[Entries from a dataset of interfaces]
_ _ _ _ _

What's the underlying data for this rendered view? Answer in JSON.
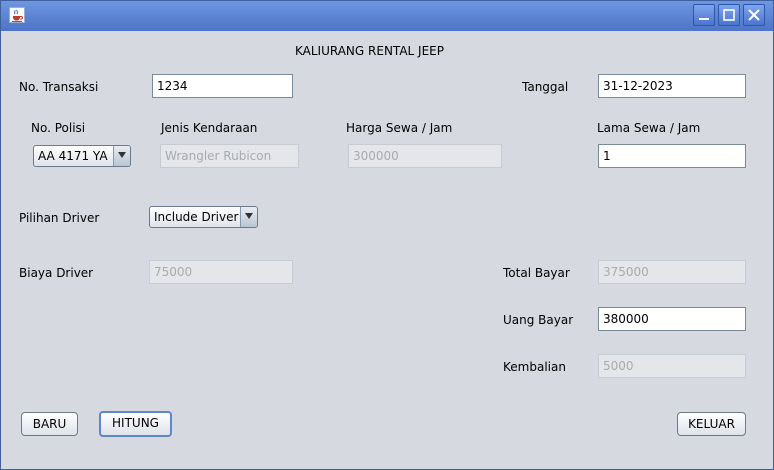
{
  "window": {
    "app_icon": "java-cup-icon",
    "controls": [
      "minimize-icon",
      "maximize-icon",
      "close-icon"
    ]
  },
  "form": {
    "title": "KALIURANG RENTAL JEEP",
    "no_transaksi": {
      "label": "No. Transaksi",
      "value": "1234"
    },
    "tanggal": {
      "label": "Tanggal",
      "value": "31-12-2023"
    },
    "no_polisi": {
      "label": "No. Polisi",
      "value": "AA 4171 YA"
    },
    "jenis_kendaraan": {
      "label": "Jenis Kendaraan",
      "value": "Wrangler Rubicon"
    },
    "harga_sewa": {
      "label": "Harga Sewa / Jam",
      "value": "300000"
    },
    "lama_sewa": {
      "label": "Lama Sewa / Jam",
      "value": "1"
    },
    "pilihan_driver": {
      "label": "Pilihan Driver",
      "value": "Include Driver"
    },
    "biaya_driver": {
      "label": "Biaya Driver",
      "value": "75000"
    },
    "total_bayar": {
      "label": "Total Bayar",
      "value": "375000"
    },
    "uang_bayar": {
      "label": "Uang Bayar",
      "value": "380000"
    },
    "kembalian": {
      "label": "Kembalian",
      "value": "5000"
    }
  },
  "buttons": {
    "baru": "BARU",
    "hitung": "HITUNG",
    "keluar": "KELUAR"
  }
}
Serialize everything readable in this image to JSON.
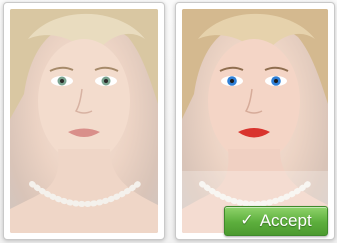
{
  "comparison": {
    "before_photo": {
      "label": ""
    },
    "after_photo": {
      "label": ""
    }
  },
  "actions": {
    "accept_label": "Accept",
    "accept_icon": "checkmark-icon",
    "accept_color": "#5cae3c"
  },
  "colors": {
    "eyes_before": "#7aa38f",
    "eyes_after": "#2f7fd6",
    "lips_before": "#d98f8a",
    "lips_after": "#d9332d"
  }
}
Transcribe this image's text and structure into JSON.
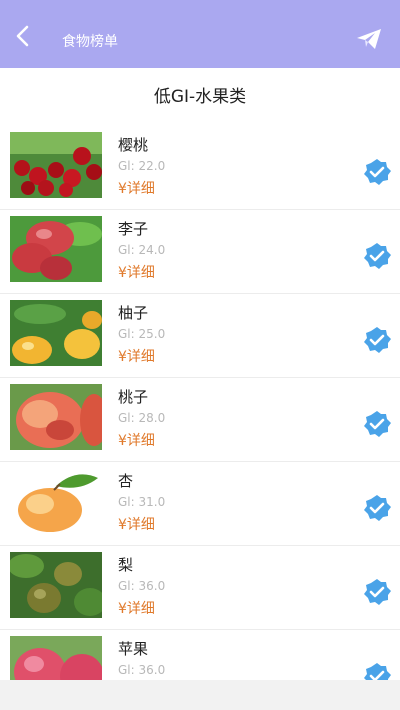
{
  "header": {
    "title": "食物榜单",
    "back_icon": "back-arrow-icon",
    "send_icon": "paper-plane-icon"
  },
  "section": {
    "title": "低GI-水果类"
  },
  "colors": {
    "topbar": "#aaa8f0",
    "accent": "#e07a2c",
    "check": "#4aa3e8"
  },
  "items": [
    {
      "name": "樱桃",
      "gi": "Gl: 22.0",
      "detail": "¥详细",
      "image": "cherry-image"
    },
    {
      "name": "李子",
      "gi": "Gl: 24.0",
      "detail": "¥详细",
      "image": "plum-image"
    },
    {
      "name": "柚子",
      "gi": "Gl: 25.0",
      "detail": "¥详细",
      "image": "pomelo-image"
    },
    {
      "name": "桃子",
      "gi": "Gl: 28.0",
      "detail": "¥详细",
      "image": "peach-image"
    },
    {
      "name": "杏",
      "gi": "Gl: 31.0",
      "detail": "¥详细",
      "image": "apricot-image"
    },
    {
      "name": "梨",
      "gi": "Gl: 36.0",
      "detail": "¥详细",
      "image": "pear-image"
    },
    {
      "name": "苹果",
      "gi": "Gl: 36.0",
      "detail": "",
      "image": "apple-image"
    }
  ]
}
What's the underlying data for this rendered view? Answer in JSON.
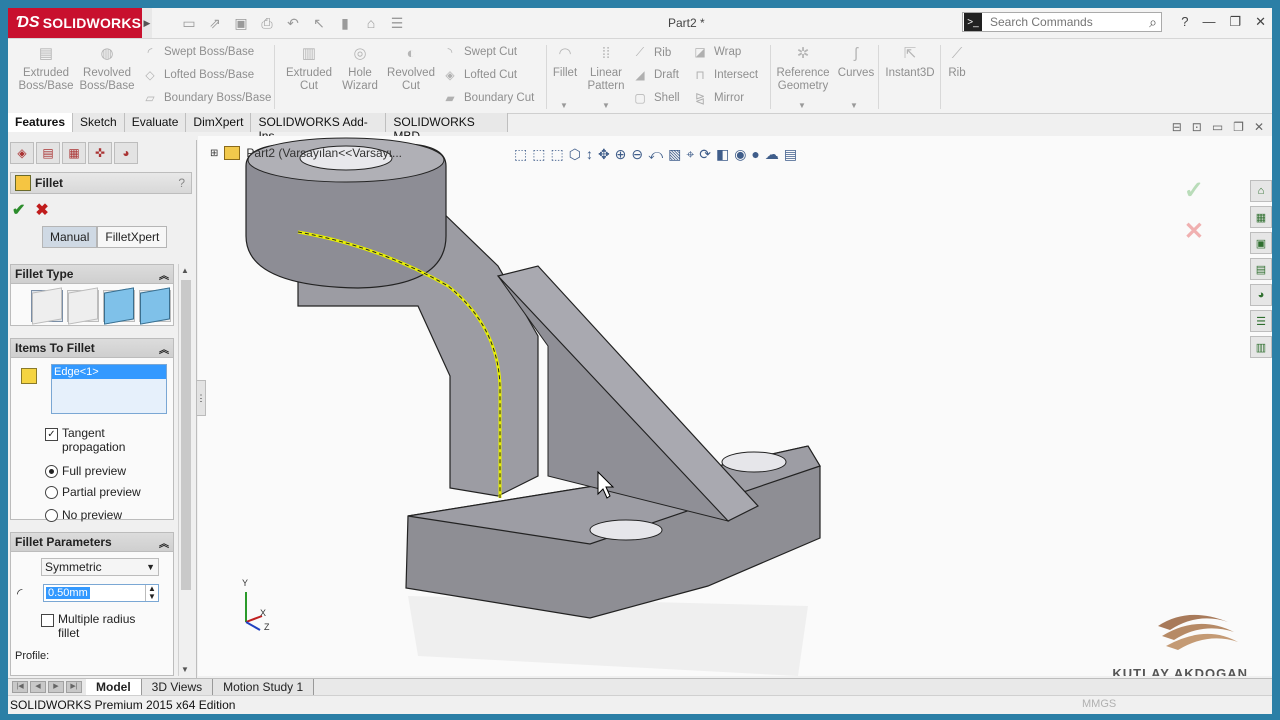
{
  "app": {
    "brand": "SOLIDWORKS",
    "document_title": "Part2 *",
    "search_placeholder": "Search Commands"
  },
  "ribbon": {
    "extruded_boss": "Extruded Boss/Base",
    "revolved_boss": "Revolved Boss/Base",
    "swept_boss": "Swept Boss/Base",
    "lofted_boss": "Lofted Boss/Base",
    "boundary_boss": "Boundary Boss/Base",
    "extruded_cut": "Extruded Cut",
    "hole_wizard": "Hole Wizard",
    "revolved_cut": "Revolved Cut",
    "swept_cut": "Swept Cut",
    "lofted_cut": "Lofted Cut",
    "boundary_cut": "Boundary Cut",
    "fillet": "Fillet",
    "linear_pattern": "Linear Pattern",
    "rib": "Rib",
    "draft": "Draft",
    "shell": "Shell",
    "wrap": "Wrap",
    "intersect": "Intersect",
    "mirror": "Mirror",
    "reference_geometry": "Reference Geometry",
    "curves": "Curves",
    "instant3d": "Instant3D",
    "rib2": "Rib"
  },
  "tabs": [
    "Features",
    "Sketch",
    "Evaluate",
    "DimXpert",
    "SOLIDWORKS Add-Ins",
    "SOLIDWORKS MBD"
  ],
  "property_manager": {
    "title": "Fillet",
    "help": "?",
    "mode_manual": "Manual",
    "mode_filletxpert": "FilletXpert",
    "fillet_type_header": "Fillet Type",
    "items_header": "Items To Fillet",
    "selected_item": "Edge<1>",
    "tangent_propagation": "Tangent propagation",
    "full_preview": "Full preview",
    "partial_preview": "Partial preview",
    "no_preview": "No preview",
    "params_header": "Fillet Parameters",
    "symmetric": "Symmetric",
    "radius": "0.50mm",
    "multiple_radius": "Multiple radius fillet",
    "profile": "Profile:"
  },
  "viewport": {
    "tree_label": "Part2  (Varsayılan<<Varsayı...",
    "triad_y": "Y",
    "triad_x": "X",
    "triad_z": "Z",
    "watermark": "KUTLAY AKDOGAN"
  },
  "bottom_tabs": [
    "Model",
    "3D Views",
    "Motion Study 1"
  ],
  "status": {
    "edition": "SOLIDWORKS Premium 2015 x64 Edition",
    "units": "MMGS"
  },
  "colors": {
    "brand_red": "#c8102e",
    "selection_blue": "#3399ff",
    "edge_highlight": "#e8f000",
    "part_gray": "#8e8e94"
  }
}
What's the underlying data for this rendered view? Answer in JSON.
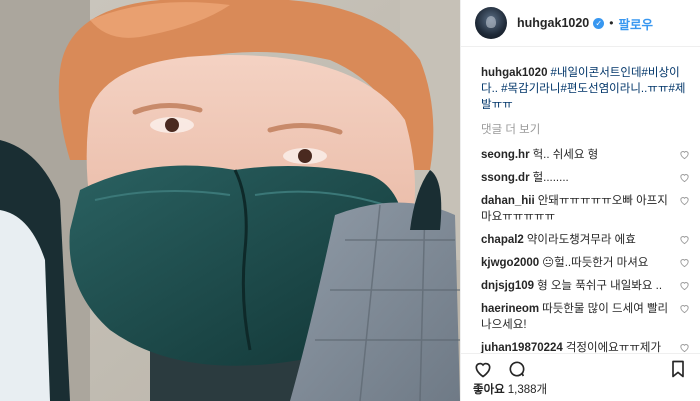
{
  "post": {
    "username": "huhgak1020",
    "verified_mark": "✓",
    "separator": "•",
    "follow_label": "팔로우",
    "caption_user": "huhgak1020",
    "caption_text": "#내일이콘서트인데#비상이다.. #목감기라니#편도선염이라니..ㅠㅠ#제발ㅠㅠ",
    "view_more_label": "댓글 더 보기"
  },
  "comments": [
    {
      "user": "seong.hr",
      "text": "헉.. 쉬세요 형"
    },
    {
      "user": "ssong.dr",
      "text": "헐........"
    },
    {
      "user": "dahan_hii",
      "text": "안돼ㅠㅠㅠㅠㅠ오빠 아프지 마요ㅠㅠㅠㅠㅠ"
    },
    {
      "user": "chapal2",
      "text": "약이라도챙겨무라 에효"
    },
    {
      "user": "kjwgo2000",
      "text": "😐헐..따듯한거 마셔요"
    },
    {
      "user": "dnjsjg109",
      "text": "형 오늘 푹쉬구 내일봐요 .."
    },
    {
      "user": "haerineom",
      "text": "따듯한물 많이 드세여 빨리나으세요!"
    },
    {
      "user": "juhan19870224",
      "text": "걱정이에요ㅠㅠ제가 좋아하는 각이형 편도선염이라니ㅠㅠ 가수의 생명은 목인데ㅠㅠ각이형 아프면 제 맘도 아프고 속상하구요😥각이"
    }
  ],
  "footer": {
    "likes_label": "좋아요",
    "likes_count": "1,388개"
  },
  "icons": {
    "heart": "heart-icon",
    "comment": "comment-icon",
    "share": "share-icon",
    "save": "bookmark-icon"
  },
  "colors": {
    "link_blue": "#3897f0",
    "hashtag": "#003569",
    "mask": "#1f4f4f",
    "hair": "#d98a58"
  }
}
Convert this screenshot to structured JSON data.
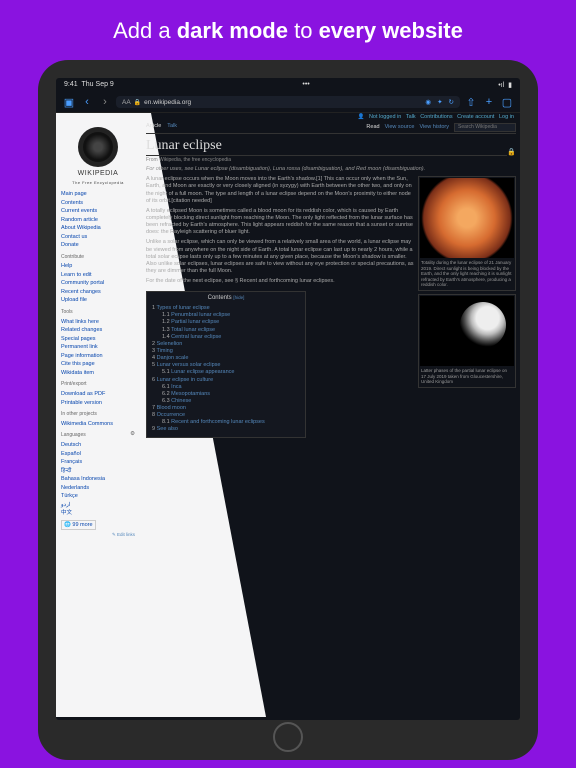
{
  "hero": {
    "pre": "Add a ",
    "b1": "dark mode",
    "mid": " to ",
    "b2": "every website"
  },
  "status": {
    "time": "9:41",
    "date": "Thu Sep 9",
    "dots": "•••"
  },
  "toolbar": {
    "url": "en.wikipedia.org",
    "aa": "AA"
  },
  "user_row": {
    "not_logged": "Not logged in",
    "talk": "Talk",
    "contrib": "Contributions",
    "create": "Create account",
    "login": "Log in"
  },
  "logo": {
    "name": "WIKIPEDIA",
    "tagline": "The Free Encyclopedia"
  },
  "sidebar": {
    "main": [
      "Main page",
      "Contents",
      "Current events",
      "Random article",
      "About Wikipedia",
      "Contact us",
      "Donate"
    ],
    "contribute_h": "Contribute",
    "contribute": [
      "Help",
      "Learn to edit",
      "Community portal",
      "Recent changes",
      "Upload file"
    ],
    "tools_h": "Tools",
    "tools": [
      "What links here",
      "Related changes",
      "Special pages",
      "Permanent link",
      "Page information",
      "Cite this page",
      "Wikidata item"
    ],
    "print_h": "Print/export",
    "print": [
      "Download as PDF",
      "Printable version"
    ],
    "other_h": "In other projects",
    "other": [
      "Wikimedia Commons"
    ],
    "lang_h": "Languages",
    "langs": [
      "Deutsch",
      "Español",
      "Français",
      "हिन्दी",
      "Bahasa Indonesia",
      "Nederlands",
      "Türkçe",
      "اردو",
      "中文"
    ],
    "more": "99 more",
    "edit_links": "Edit links"
  },
  "tabs": {
    "article": "Article",
    "talk": "Talk",
    "read": "Read",
    "viewsrc": "View source",
    "history": "View history",
    "search_ph": "Search Wikipedia"
  },
  "article": {
    "title": "Lunar eclipse",
    "from": "From Wikipedia, the free encyclopedia",
    "hatnote": "For other uses, see Lunar eclipse (disambiguation), Luna rossa (disambiguation), and Red moon (disambiguation).",
    "p1": "A lunar eclipse occurs when the Moon moves into the Earth's shadow.[1] This can occur only when the Sun, Earth, and Moon are exactly or very closely aligned (in syzygy) with Earth between the other two, and only on the night of a full moon. The type and length of a lunar eclipse depend on the Moon's proximity to either node of its orbit.[citation needed]",
    "p2": "A totally eclipsed Moon is sometimes called a blood moon for its reddish color, which is caused by Earth completely blocking direct sunlight from reaching the Moon. The only light reflected from the lunar surface has been refracted by Earth's atmosphere. This light appears reddish for the same reason that a sunset or sunrise does: the Rayleigh scattering of bluer light.",
    "p3": "Unlike a solar eclipse, which can only be viewed from a relatively small area of the world, a lunar eclipse may be viewed from anywhere on the night side of Earth. A total lunar eclipse can last up to nearly 2 hours, while a total solar eclipse lasts only up to a few minutes at any given place, because the Moon's shadow is smaller. Also unlike solar eclipses, lunar eclipses are safe to view without any eye protection or special precautions, as they are dimmer than the full Moon.",
    "p4": "For the date of the next eclipse, see § Recent and forthcoming lunar eclipses.",
    "cap1": "Totality during the lunar eclipse of 21 January 2019. Direct sunlight is being blocked by the Earth, and the only light reaching it is sunlight refracted by Earth's atmosphere, producing a reddish color.",
    "cap2": "Latter phases of the partial lunar eclipse on 17 July 2019 taken from Gloucestershire, United Kingdom"
  },
  "toc": {
    "title": "Contents",
    "hide": "[hide]",
    "items": [
      {
        "n": "1",
        "t": "Types of lunar eclipse",
        "sub": [
          {
            "n": "1.1",
            "t": "Penumbral lunar eclipse"
          },
          {
            "n": "1.2",
            "t": "Partial lunar eclipse"
          },
          {
            "n": "1.3",
            "t": "Total lunar eclipse"
          },
          {
            "n": "1.4",
            "t": "Central lunar eclipse"
          }
        ]
      },
      {
        "n": "2",
        "t": "Selenelion"
      },
      {
        "n": "3",
        "t": "Timing"
      },
      {
        "n": "4",
        "t": "Danjon scale"
      },
      {
        "n": "5",
        "t": "Lunar versus solar eclipse",
        "sub": [
          {
            "n": "5.1",
            "t": "Lunar eclipse appearance"
          }
        ]
      },
      {
        "n": "6",
        "t": "Lunar eclipse in culture",
        "sub": [
          {
            "n": "6.1",
            "t": "Inca"
          },
          {
            "n": "6.2",
            "t": "Mesopotamians"
          },
          {
            "n": "6.3",
            "t": "Chinese"
          }
        ]
      },
      {
        "n": "7",
        "t": "Blood moon"
      },
      {
        "n": "8",
        "t": "Occurrence",
        "sub": [
          {
            "n": "8.1",
            "t": "Recent and forthcoming lunar eclipses"
          }
        ]
      },
      {
        "n": "9",
        "t": "See also"
      }
    ]
  }
}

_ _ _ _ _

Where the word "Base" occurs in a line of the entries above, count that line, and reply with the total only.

5